# Data
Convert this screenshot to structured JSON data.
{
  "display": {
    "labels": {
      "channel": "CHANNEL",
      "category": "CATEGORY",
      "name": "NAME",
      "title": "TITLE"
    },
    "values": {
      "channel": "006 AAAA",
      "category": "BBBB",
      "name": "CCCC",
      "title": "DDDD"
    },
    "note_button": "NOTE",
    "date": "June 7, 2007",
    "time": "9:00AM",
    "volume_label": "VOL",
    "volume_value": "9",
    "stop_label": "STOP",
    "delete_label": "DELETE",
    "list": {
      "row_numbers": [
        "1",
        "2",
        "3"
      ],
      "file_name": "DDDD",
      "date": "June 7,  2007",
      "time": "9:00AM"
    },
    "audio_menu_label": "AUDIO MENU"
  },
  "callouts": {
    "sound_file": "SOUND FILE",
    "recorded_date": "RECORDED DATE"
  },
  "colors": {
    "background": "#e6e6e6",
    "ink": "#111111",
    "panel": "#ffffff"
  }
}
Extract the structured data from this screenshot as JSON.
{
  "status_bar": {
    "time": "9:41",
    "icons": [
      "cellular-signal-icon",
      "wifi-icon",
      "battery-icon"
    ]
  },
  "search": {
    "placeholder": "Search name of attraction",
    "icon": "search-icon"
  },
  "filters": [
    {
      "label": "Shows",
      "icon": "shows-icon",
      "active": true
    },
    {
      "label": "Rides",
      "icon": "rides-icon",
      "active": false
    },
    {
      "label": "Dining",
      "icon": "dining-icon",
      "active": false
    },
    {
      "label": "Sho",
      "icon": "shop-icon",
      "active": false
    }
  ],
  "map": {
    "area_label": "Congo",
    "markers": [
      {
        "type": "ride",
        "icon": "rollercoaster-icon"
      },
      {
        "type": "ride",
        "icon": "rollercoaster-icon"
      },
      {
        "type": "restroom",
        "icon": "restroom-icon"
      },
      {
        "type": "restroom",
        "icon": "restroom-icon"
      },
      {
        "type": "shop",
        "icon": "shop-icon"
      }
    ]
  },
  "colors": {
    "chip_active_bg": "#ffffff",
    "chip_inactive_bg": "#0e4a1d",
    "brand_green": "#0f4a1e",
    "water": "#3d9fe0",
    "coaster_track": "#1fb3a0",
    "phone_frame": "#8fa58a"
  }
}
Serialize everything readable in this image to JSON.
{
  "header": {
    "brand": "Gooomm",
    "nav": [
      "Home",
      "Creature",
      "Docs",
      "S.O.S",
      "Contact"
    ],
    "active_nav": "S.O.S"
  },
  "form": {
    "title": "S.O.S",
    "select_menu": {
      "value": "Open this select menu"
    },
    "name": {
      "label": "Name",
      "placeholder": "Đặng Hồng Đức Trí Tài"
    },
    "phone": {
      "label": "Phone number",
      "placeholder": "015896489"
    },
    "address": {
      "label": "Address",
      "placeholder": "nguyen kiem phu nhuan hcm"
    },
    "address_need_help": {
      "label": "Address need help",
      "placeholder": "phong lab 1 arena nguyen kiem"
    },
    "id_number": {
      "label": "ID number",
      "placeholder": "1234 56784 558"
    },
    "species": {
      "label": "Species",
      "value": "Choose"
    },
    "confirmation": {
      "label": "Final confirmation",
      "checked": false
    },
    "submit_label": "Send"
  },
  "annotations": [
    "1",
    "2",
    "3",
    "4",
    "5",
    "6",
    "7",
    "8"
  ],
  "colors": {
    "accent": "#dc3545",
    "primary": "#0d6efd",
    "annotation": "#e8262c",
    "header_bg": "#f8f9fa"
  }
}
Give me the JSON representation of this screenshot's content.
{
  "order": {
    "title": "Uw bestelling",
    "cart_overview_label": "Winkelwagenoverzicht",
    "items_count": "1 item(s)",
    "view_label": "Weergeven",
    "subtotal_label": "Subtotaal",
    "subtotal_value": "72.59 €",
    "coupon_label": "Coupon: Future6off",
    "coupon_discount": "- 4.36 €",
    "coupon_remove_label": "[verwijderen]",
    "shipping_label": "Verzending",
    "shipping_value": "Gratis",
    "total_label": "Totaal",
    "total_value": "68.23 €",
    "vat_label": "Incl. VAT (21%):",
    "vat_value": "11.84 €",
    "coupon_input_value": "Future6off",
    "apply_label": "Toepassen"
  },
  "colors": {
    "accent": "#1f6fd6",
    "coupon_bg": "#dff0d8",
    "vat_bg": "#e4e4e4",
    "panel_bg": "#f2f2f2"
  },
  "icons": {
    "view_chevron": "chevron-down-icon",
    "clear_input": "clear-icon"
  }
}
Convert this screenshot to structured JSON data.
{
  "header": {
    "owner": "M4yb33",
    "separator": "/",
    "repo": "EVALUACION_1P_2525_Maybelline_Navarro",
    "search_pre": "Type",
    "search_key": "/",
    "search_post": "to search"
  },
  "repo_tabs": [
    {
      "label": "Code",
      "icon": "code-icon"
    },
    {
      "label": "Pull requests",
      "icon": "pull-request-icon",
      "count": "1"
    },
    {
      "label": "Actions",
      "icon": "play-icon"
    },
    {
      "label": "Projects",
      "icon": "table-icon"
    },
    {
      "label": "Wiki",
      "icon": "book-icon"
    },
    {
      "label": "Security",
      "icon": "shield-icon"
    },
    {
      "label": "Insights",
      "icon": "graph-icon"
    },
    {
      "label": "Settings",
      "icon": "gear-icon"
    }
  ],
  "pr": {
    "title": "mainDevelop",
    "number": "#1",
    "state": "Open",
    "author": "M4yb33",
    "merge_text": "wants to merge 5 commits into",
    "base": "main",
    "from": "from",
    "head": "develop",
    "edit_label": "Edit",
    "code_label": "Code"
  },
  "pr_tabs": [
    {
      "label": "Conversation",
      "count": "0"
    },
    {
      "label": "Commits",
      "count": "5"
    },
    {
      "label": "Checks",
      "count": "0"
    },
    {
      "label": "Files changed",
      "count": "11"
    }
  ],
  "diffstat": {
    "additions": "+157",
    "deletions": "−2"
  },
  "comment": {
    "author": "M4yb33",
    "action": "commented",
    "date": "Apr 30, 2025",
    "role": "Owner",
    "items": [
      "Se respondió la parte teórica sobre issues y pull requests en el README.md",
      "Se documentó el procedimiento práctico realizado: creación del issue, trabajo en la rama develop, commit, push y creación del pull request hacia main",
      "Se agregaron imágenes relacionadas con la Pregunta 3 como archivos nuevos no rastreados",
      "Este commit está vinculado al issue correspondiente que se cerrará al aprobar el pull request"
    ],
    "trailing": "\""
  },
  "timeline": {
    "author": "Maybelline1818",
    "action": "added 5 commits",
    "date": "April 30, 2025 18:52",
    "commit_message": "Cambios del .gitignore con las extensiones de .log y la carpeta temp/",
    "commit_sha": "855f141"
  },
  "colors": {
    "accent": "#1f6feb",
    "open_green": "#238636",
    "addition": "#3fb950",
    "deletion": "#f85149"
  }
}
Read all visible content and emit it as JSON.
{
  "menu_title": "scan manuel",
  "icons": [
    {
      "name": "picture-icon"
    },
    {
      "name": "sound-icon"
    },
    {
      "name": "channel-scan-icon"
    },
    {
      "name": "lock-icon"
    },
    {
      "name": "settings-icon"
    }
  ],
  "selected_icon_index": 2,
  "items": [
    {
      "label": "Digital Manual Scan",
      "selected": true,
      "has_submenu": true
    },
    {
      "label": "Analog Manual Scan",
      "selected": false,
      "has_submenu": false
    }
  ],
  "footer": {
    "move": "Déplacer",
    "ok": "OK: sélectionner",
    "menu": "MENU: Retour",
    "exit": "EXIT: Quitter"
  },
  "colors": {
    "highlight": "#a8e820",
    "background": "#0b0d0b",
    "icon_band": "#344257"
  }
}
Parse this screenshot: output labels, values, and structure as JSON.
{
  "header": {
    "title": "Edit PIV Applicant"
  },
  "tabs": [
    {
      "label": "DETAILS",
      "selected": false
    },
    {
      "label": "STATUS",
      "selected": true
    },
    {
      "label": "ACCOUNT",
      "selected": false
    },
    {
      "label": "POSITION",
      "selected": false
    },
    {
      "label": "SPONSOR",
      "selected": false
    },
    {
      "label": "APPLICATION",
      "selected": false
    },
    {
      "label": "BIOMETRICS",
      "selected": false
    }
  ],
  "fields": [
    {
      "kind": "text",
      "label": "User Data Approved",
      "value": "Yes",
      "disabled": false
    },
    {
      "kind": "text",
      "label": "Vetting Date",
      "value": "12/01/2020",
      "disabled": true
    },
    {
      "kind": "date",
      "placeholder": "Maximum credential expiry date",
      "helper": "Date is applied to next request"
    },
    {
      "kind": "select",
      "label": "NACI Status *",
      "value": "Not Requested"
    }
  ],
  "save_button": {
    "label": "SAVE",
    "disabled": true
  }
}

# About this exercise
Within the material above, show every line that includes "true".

# Task output
      "active": true
      "selected": true,
      "has_submenu": true
      "selected": true
      "disabled": true
    "disabled": true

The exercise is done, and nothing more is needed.